%%

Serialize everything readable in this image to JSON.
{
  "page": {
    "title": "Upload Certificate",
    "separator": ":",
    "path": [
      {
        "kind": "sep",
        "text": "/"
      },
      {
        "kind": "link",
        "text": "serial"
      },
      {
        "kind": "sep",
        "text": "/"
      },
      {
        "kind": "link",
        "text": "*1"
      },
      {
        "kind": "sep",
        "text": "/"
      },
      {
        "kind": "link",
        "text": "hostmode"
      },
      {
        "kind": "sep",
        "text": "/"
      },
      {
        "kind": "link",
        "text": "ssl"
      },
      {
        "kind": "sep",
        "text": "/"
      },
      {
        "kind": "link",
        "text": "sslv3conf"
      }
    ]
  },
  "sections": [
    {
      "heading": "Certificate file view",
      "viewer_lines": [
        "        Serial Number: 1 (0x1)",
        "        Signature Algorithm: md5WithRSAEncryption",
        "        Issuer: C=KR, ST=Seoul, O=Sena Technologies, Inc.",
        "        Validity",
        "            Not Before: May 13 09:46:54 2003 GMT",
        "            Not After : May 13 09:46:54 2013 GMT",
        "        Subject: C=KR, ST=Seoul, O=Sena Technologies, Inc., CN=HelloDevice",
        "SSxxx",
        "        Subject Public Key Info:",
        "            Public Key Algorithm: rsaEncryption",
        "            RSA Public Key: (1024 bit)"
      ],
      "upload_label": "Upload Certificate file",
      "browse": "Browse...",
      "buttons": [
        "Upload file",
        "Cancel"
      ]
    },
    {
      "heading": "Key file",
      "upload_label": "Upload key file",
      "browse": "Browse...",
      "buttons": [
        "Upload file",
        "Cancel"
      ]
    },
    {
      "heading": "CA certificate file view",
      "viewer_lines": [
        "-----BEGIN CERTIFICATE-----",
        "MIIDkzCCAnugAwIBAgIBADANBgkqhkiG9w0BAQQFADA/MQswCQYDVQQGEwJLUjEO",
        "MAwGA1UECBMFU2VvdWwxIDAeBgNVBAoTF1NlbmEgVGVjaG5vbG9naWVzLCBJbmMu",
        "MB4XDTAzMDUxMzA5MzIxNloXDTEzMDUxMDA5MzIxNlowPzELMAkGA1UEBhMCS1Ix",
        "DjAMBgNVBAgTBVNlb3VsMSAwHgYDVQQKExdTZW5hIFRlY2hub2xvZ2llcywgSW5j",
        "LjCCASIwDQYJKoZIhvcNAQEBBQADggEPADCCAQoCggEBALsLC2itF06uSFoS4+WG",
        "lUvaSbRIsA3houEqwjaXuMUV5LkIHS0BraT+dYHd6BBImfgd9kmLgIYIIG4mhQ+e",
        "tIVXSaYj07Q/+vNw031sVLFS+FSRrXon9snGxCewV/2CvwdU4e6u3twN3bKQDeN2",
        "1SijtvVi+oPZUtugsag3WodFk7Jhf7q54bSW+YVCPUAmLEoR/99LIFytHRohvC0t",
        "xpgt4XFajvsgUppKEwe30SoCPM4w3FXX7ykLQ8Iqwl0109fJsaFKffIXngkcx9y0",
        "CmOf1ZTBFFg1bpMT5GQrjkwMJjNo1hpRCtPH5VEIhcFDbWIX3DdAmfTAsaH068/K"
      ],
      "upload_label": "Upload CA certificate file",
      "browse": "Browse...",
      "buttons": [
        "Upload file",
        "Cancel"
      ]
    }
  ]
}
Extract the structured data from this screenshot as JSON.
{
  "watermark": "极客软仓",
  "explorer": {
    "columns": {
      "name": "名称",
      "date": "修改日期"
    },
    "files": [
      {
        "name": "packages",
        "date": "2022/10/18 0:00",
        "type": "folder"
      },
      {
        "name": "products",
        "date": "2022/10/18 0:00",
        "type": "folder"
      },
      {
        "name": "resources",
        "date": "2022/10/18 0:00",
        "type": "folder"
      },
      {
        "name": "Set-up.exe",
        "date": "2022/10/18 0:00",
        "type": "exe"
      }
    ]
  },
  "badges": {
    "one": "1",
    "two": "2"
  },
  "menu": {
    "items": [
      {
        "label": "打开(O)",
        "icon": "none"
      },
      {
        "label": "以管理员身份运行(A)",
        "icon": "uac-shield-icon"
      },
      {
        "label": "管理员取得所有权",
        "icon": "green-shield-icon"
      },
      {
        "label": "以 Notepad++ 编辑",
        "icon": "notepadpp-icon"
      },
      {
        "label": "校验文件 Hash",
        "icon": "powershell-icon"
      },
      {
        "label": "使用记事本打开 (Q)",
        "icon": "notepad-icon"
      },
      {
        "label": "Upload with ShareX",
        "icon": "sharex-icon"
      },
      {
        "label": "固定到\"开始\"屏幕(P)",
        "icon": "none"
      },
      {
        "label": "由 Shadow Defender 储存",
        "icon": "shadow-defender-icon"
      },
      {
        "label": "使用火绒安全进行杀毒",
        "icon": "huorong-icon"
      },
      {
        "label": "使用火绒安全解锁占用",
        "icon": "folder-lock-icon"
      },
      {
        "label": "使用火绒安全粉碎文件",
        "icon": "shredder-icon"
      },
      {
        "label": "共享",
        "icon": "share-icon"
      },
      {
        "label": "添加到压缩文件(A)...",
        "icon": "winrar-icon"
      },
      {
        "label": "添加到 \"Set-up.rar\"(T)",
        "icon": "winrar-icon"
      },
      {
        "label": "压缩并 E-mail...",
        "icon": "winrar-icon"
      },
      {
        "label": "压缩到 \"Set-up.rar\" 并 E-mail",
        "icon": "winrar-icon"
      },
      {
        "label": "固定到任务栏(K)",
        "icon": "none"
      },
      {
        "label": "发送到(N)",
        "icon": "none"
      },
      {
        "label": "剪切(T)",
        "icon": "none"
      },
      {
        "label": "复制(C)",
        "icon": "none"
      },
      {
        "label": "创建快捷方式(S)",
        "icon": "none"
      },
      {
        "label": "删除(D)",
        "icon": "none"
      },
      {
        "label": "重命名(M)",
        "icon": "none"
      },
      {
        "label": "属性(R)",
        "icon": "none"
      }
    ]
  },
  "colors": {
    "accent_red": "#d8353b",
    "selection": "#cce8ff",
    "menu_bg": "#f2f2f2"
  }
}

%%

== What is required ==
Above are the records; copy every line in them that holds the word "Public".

== Result for this exercise ==
        "        Subject Public Key Info:",
        "            Public Key Algorithm: rsaEncryption",
        "            RSA Public Key: (1024 bit)"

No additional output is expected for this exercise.